Averil Cameron, "Form and Meaning: The Vita Constantini and the Vita Antonii" (72-88), reads Eusebius's "hybridized" Life of Constantine--part panegyric, part biography--in light of its similarities to the later Life of Antony, in the hopes that the former (like the latter) will be read "not as `source' but as text" (86), that is, not as problematically historiographic but as nascently
Lyotard argues, indeed, that the romantic "aesthetics of the sublime" gave birth to "a world of possibilities for artistic experiments in which the avant-gardes would later trace out their paths" (Lyotard  206); consequently, the sublime for Lyotard is a nascently

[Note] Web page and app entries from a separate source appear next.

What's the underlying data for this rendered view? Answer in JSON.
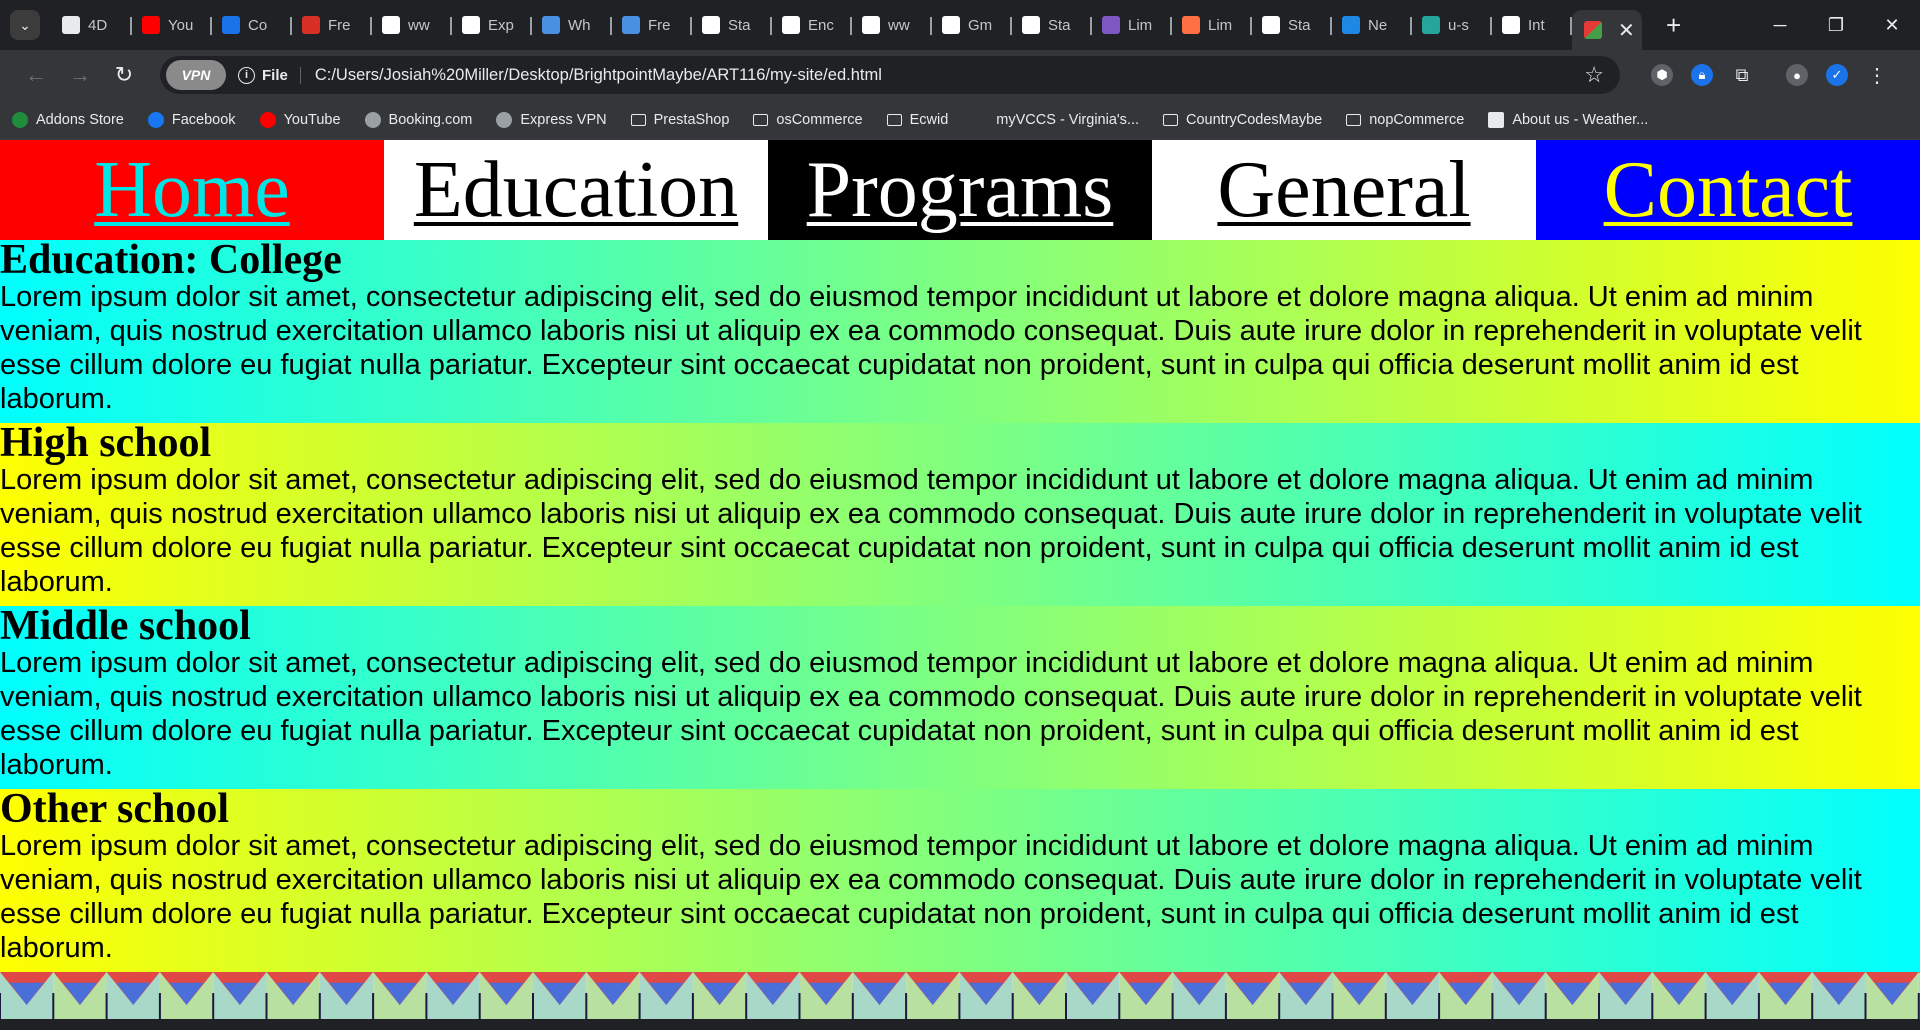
{
  "browser": {
    "tabs": [
      {
        "label": "4D",
        "icon": "4d-icon",
        "color": "#e8eaed"
      },
      {
        "label": "You",
        "icon": "youtube-icon",
        "color": "#ff0000"
      },
      {
        "label": "Co",
        "icon": "calendar-icon",
        "color": "#1a73e8"
      },
      {
        "label": "Fre",
        "icon": "store-icon",
        "color": "#d93025"
      },
      {
        "label": "ww",
        "icon": "search-icon",
        "color": "#ffffff"
      },
      {
        "label": "Exp",
        "icon": "arch-icon",
        "color": "#ffffff"
      },
      {
        "label": "Wh",
        "icon": "arch-icon",
        "color": "#4a90e2"
      },
      {
        "label": "Fre",
        "icon": "arch-icon",
        "color": "#4a90e2"
      },
      {
        "label": "Sta",
        "icon": "search-icon",
        "color": "#ffffff"
      },
      {
        "label": "Enc",
        "icon": "github-icon",
        "color": "#ffffff"
      },
      {
        "label": "ww",
        "icon": "search-icon",
        "color": "#ffffff"
      },
      {
        "label": "Gm",
        "icon": "google-icon",
        "color": "#ffffff"
      },
      {
        "label": "Sta",
        "icon": "search-icon",
        "color": "#ffffff"
      },
      {
        "label": "Lim",
        "icon": "s-icon",
        "color": "#7e57c2"
      },
      {
        "label": "Lim",
        "icon": "pen-icon",
        "color": "#ff7043"
      },
      {
        "label": "Sta",
        "icon": "search-icon",
        "color": "#ffffff"
      },
      {
        "label": "Ne",
        "icon": "aol-icon",
        "color": "#1e88e5"
      },
      {
        "label": "u-s",
        "icon": "shield-icon",
        "color": "#26a69a"
      },
      {
        "label": "Int",
        "icon": "b-icon",
        "color": "#ffffff"
      }
    ],
    "active_tab": {
      "icon": "page-icon",
      "close": "✕"
    },
    "new_tab": "+",
    "window_controls": {
      "minimize": "─",
      "restore": "❐",
      "close": "✕"
    },
    "nav": {
      "back": "←",
      "forward": "→",
      "reload": "↻"
    },
    "vpn_label": "VPN",
    "file_chip": "File",
    "info_glyph": "i",
    "url": "C:/Users/Josiah%20Miller/Desktop/BrightpointMaybe/ART116/my-site/ed.html",
    "bookmark_star": "☆",
    "bookmarks": [
      {
        "label": "Addons Store",
        "icon": "addons-icon",
        "type": "site"
      },
      {
        "label": "Facebook",
        "icon": "facebook-icon",
        "type": "site"
      },
      {
        "label": "YouTube",
        "icon": "youtube-icon",
        "type": "site"
      },
      {
        "label": "Booking.com",
        "icon": "globe-icon",
        "type": "site"
      },
      {
        "label": "Express VPN",
        "icon": "globe-icon",
        "type": "site"
      },
      {
        "label": "PrestaShop",
        "icon": "folder-icon",
        "type": "folder"
      },
      {
        "label": "osCommerce",
        "icon": "folder-icon",
        "type": "folder"
      },
      {
        "label": "Ecwid",
        "icon": "folder-icon",
        "type": "folder"
      },
      {
        "label": "myVCCS - Virginia's...",
        "icon": "moon-icon",
        "type": "site"
      },
      {
        "label": "CountryCodesMaybe",
        "icon": "folder-icon",
        "type": "folder"
      },
      {
        "label": "nopCommerce",
        "icon": "folder-icon",
        "type": "folder"
      },
      {
        "label": "About us - Weather...",
        "icon": "weather-icon",
        "type": "site"
      }
    ]
  },
  "page": {
    "nav": {
      "home": "Home",
      "education": "Education",
      "programs": "Programs",
      "general": "General",
      "contact": "Contact"
    },
    "sections": [
      {
        "heading": "Education: College",
        "body": "Lorem ipsum dolor sit amet, consectetur adipiscing elit, sed do eiusmod tempor incididunt ut labore et dolore magna aliqua. Ut enim ad minim veniam, quis nostrud exercitation ullamco laboris nisi ut aliquip ex ea commodo consequat. Duis aute irure dolor in reprehenderit in voluptate velit esse cillum dolore eu fugiat nulla pariatur. Excepteur sint occaecat cupidatat non proident, sunt in culpa qui officia deserunt mollit anim id est laborum."
      },
      {
        "heading": "High school",
        "body": "Lorem ipsum dolor sit amet, consectetur adipiscing elit, sed do eiusmod tempor incididunt ut labore et dolore magna aliqua. Ut enim ad minim veniam, quis nostrud exercitation ullamco laboris nisi ut aliquip ex ea commodo consequat. Duis aute irure dolor in reprehenderit in voluptate velit esse cillum dolore eu fugiat nulla pariatur. Excepteur sint occaecat cupidatat non proident, sunt in culpa qui officia deserunt mollit anim id est laborum."
      },
      {
        "heading": "Middle school",
        "body": "Lorem ipsum dolor sit amet, consectetur adipiscing elit, sed do eiusmod tempor incididunt ut labore et dolore magna aliqua. Ut enim ad minim veniam, quis nostrud exercitation ullamco laboris nisi ut aliquip ex ea commodo consequat. Duis aute irure dolor in reprehenderit in voluptate velit esse cillum dolore eu fugiat nulla pariatur. Excepteur sint occaecat cupidatat non proident, sunt in culpa qui officia deserunt mollit anim id est laborum."
      },
      {
        "heading": "Other school",
        "body": "Lorem ipsum dolor sit amet, consectetur adipiscing elit, sed do eiusmod tempor incididunt ut labore et dolore magna aliqua. Ut enim ad minim veniam, quis nostrud exercitation ullamco laboris nisi ut aliquip ex ea commodo consequat. Duis aute irure dolor in reprehenderit in voluptate velit esse cillum dolore eu fugiat nulla pariatur. Excepteur sint occaecat cupidatat non proident, sunt in culpa qui officia deserunt mollit anim id est laborum."
      }
    ],
    "colors": {
      "home_bg": "#ff0000",
      "home_text": "#00e5e5",
      "programs_bg": "#000000",
      "contact_bg": "#0000ff",
      "contact_text": "#ffff00",
      "gradient_cyan": "#00ffff",
      "gradient_yellow": "#ffff00"
    }
  }
}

avant-gardist aesthetic that promotes whatever exceeds established canons of artistic taste, presentation and formalization, whatever imparts what he calls a "stronger sense of the unpresentable" to the work.
This was a form of intimate association that preferred elected, affective bonds to "natural" and natal ones: what we might take to be a nascently
homosexual alternative to the emerging nuclear family.